“Moon and the Mars” is a testament to what many bi-racial people have experienced at least once in their life: balancing the identity of two different races while only being one person. Oftentimes, people believe that bi-racial people take on the racial identities of their mothers. “Moon and the Mars” offers us a different perspective in which Theo takes on the racial identities of her mother and father and therefore, expands the idea of what it means to be Black in America. She has run into this issue several times with her mother’s side of the family, especially with Ciaran. For example, when she and Ciaran visit the minstrel show at the circus, Theo finds the show offensive and Ciaran says “it’s just a show” (Corthron, 271). This statement essentially minimized Theo’s legitimate concerns about the show and how it portrays Black people. Moreover, it speaks to how bi-racial people explain one-half of their identities to the other side, and the frustrations that come with it. Ciaran’s indifference towards the show makes Theo feel like her feelings do not matter to that side of her family. Especially when her Aunt Maryam was a former slave, Ciaran’s words show the indifference he has towards her bi-racial identity. Having to constantly explain half of your identity to another person can be frustrating, which is seen several times in “Moon and the Mars”. It demonstrates that balancing these identities is not easy, especially during a time when Black people when enslaved.

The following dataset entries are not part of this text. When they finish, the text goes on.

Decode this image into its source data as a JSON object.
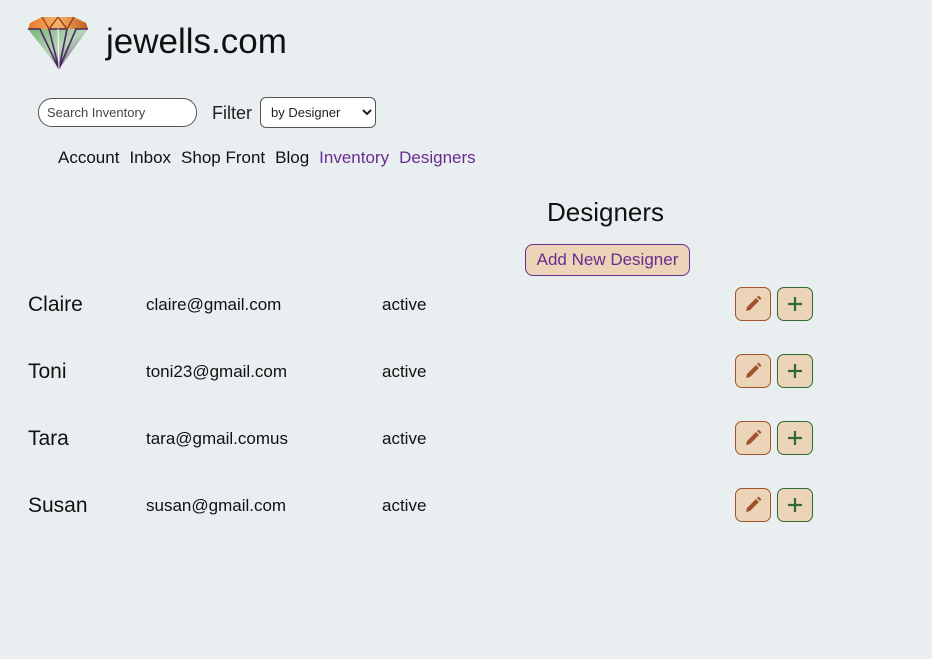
{
  "site": {
    "title": "jewells.com"
  },
  "search": {
    "placeholder": "Search Inventory",
    "value": ""
  },
  "filter": {
    "label": "Filter",
    "selected": "by Designer"
  },
  "nav": {
    "items": [
      {
        "label": "Account"
      },
      {
        "label": "Inbox"
      },
      {
        "label": "Shop Front"
      },
      {
        "label": "Blog"
      },
      {
        "label": "Inventory"
      },
      {
        "label": "Designers"
      }
    ]
  },
  "main": {
    "title": "Designers",
    "add_button_label": "Add New Designer"
  },
  "designers": [
    {
      "name": "Claire",
      "email": "claire@gmail.com",
      "status": "active"
    },
    {
      "name": "Toni",
      "email": "toni23@gmail.com",
      "status": "active"
    },
    {
      "name": "Tara",
      "email": "tara@gmail.comus",
      "status": "active"
    },
    {
      "name": "Susan",
      "email": "susan@gmail.com",
      "status": "active"
    }
  ],
  "icons": {
    "logo": "diamond-logo-icon",
    "edit": "pencil-icon",
    "add": "plus-icon"
  },
  "colors": {
    "accent": "#6a2c91",
    "button_bg": "#ecd4b8",
    "edit": "#a0522d",
    "add": "#2f6b2f",
    "page_bg": "#e9eff1"
  }
}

Furthermore, “Moon and the Mars” speaks to Gilroy’s idea of expanding the idea of what it means to be Black. Although his main argument was to expand the idea past “African American exceptionalism”, I would like to argue that this book demonstrates that an individual can be Black and bi-racial simultaneously. I take this idea very personally considering I am bi-racial and I too can speak Irish. We see that Theo can speak Irish, which is very uncommon in modern society. Yet, this book does not use that against her to make her seem less “Black”. Instead, “Moon and the Mars” shows how both identities can coexist at the same time. We see that Theo takes Black culture and Black politics just as seriously as the rest of her family members even though she is bi-racial. For example, she is concerned about her Aunt Maryam’s freedom status and is seriously upset at Ciaran working with people involved with slavery. This book spends considerable amounts of time recounting Theo’s time with her paternal family and showing the deep relationships she has with each of these relatives. She never denies the Black side of her family but instead, she embraces it. She proves that being bi-racial is an expansion of what it means to be Black instead of being separate from it just because her mother is Irish.